Back-to-school shopping can cost families big bucksIt’s that time of year again when parents hit the stores for back-to-school shopping — a lot of back-to-school shopping.
By: Steve Kuchera, Duluth News Tribune
It’s that time of year again when parents hit the stores for back-to-school shopping — a lot of back-to-school shopping.
Families with school-aged children will spend, on average, more than $630 on back-to-school items this year, according to the National Retail Federation. While that is just a ding to many families, for some it is the first punch in a one-two economic blow that leaves them in credit-card debt by New Year’s.
“People get loaded up in August and September and don’t have time to deal with that new credit-card debt before the holidays roll in,” said Dale Lewis, president and CEO of Park State Bank, who has written about the issue. “Revolving credit can get out of hand so fast, so easily.
“It’s becoming a second Christmas to the retailers,” Lewis said. “It’s a big spending time.”
The fact that schools ask parents to buy more supplies than previously is one reason for the increase, Lewis said. Other factors include more electronics and higher-priced clothes.
While school spending is hardly the only reason people find themselves in credit-card debt, it can be a factor, said Elaina Johannessen, financial counseling supervisor at Lutheran Social Service in Duluth.
“Any expenses that come up during the year can contribute to credit-card debt because a lot of times people are not saving up for those expenses,” she said.
Christy Knight of Cherry uses a credit card for back-to-school purchases for her two daughters, and she tries to spread out school purchases throughout the summer.
“It gets worse every year,” Knight said Tuesday while shopping in Duluth.
But she understands that cash-strapped schools can’t buy all the supplies they once did.
“You want your kids to have good equipment so they can do well in school,” she said. “You do what you have to do.”
Knight estimates her family will spend $1,000 on school supplies and clothes.
According to a survey sponsored by the National Retail Federation, families with school-age children will spend an average of $634.78 on clothing and shoes — the biggest expenditures — supplies and electronics this year, down from $688.62 last year. Total spending on back-to-school items is expected to reach $26.7 billion.
Back-to-college spending is higher. The survey projects an average of $836.83 for clothing, electronics, dorm furnishings and other costs, down from $907.22 last year. Total spending on back-to-college items is expected to reach $45.8 billion, for a grand total of $72.5 billion.

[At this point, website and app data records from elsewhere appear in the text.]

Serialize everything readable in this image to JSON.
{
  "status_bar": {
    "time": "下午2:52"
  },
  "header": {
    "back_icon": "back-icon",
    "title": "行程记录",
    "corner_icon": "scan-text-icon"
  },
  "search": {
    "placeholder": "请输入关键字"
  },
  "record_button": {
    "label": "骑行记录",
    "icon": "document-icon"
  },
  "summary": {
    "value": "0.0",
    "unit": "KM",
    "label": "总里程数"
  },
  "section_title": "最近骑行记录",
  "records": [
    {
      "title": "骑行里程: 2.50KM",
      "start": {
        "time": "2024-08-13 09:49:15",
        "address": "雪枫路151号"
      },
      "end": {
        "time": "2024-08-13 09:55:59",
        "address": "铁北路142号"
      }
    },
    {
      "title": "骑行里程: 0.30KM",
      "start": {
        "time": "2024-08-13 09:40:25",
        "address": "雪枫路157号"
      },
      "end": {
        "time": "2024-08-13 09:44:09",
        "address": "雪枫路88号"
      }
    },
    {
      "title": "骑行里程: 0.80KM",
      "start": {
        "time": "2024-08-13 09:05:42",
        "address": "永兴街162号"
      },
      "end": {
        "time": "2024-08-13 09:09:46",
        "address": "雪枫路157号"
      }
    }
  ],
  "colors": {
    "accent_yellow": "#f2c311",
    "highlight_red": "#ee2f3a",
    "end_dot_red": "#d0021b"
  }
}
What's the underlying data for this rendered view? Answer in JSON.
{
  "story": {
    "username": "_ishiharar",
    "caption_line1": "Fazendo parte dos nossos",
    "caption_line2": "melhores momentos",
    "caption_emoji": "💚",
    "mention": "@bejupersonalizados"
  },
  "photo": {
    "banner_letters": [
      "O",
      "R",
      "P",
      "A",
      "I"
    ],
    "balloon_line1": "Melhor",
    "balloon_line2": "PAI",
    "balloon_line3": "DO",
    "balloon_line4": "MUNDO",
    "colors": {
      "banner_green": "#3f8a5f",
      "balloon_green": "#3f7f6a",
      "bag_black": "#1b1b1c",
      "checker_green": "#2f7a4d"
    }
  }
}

Holiday retail sales totaled $579.8 billion last year, according to the National Retail Federation.
Families surveyed said they will spend less for back-to-school items this year than last, in part because they bought so much in 2012. In addition, more than 80 percent said economic conditions will affect their back-to-school spending — 36.6 percent said they will do more comparative shopping online and 18.5 percent will shop online more often. And fewer plan to buy electronic devices; those who do, say they will spend less this year than last — $199.05 versus $217.88.
“Having splurged on their growing children’s needs last year, parents will ask their kids to reuse what they can for the upcoming school season,” National Retail Federation President and CEO Matthew Shay said in a news release. “As they continue to grapple with the impact of increased payroll taxes, Americans will look to cut corners where they can, but will buy what their kids need. It’s important to note, however, that spending levels are still well above where they were a few years ago.”
In 2004, for example, average back-to-school spending was $483.28, while average back-to-college spending was $463.71, according to the retail federation.
Kaytee Ross of Duluth was shopping Tuesday with her college-bound daughter, Paige. Ross credits St. Cloud State University with giving them timely notice on what Paige will need.
“We have been doing the shopping all summer,” getting items at a decent cost, Ross said. She uses a credit card to earn points, and pays off the card each month.
Like Knight and Ross, Lesa Gish of Duluth tries to spread out her family’s back-to-school purchases.
“We try to buy throughout the summer so we don’t have to buy all at once,” Gish said. She estimates that — with shoes and clothes — she’ll spend $500 for back-to-school items for her two daughters. To keep costs down, the family takes inventory of what they need.
“If we can reuse things, we do. We don’t buy new each year,” said Gish, who pays for purchases with a debit card.
Gish, Knight and Ross are all practicing one or more of the tips Johannessen gives for avoiding debt.
“The main thing is set limits, make lists, plan ahead as much as you can,” she said. “And if you have credit cards and can’t pay them off in full, don’t use them if you can absolutely help it.”
People who find themselves in financial trouble should seek counseling to get out of debt.
“A debt management plan is a great way to do that,” Johannessen said. “Typically, it lowers interest rates, it can even lower payments, and it’s a set time you’re paying your cards back — five years or less,” while making minimum payments can take far longer and cost far more.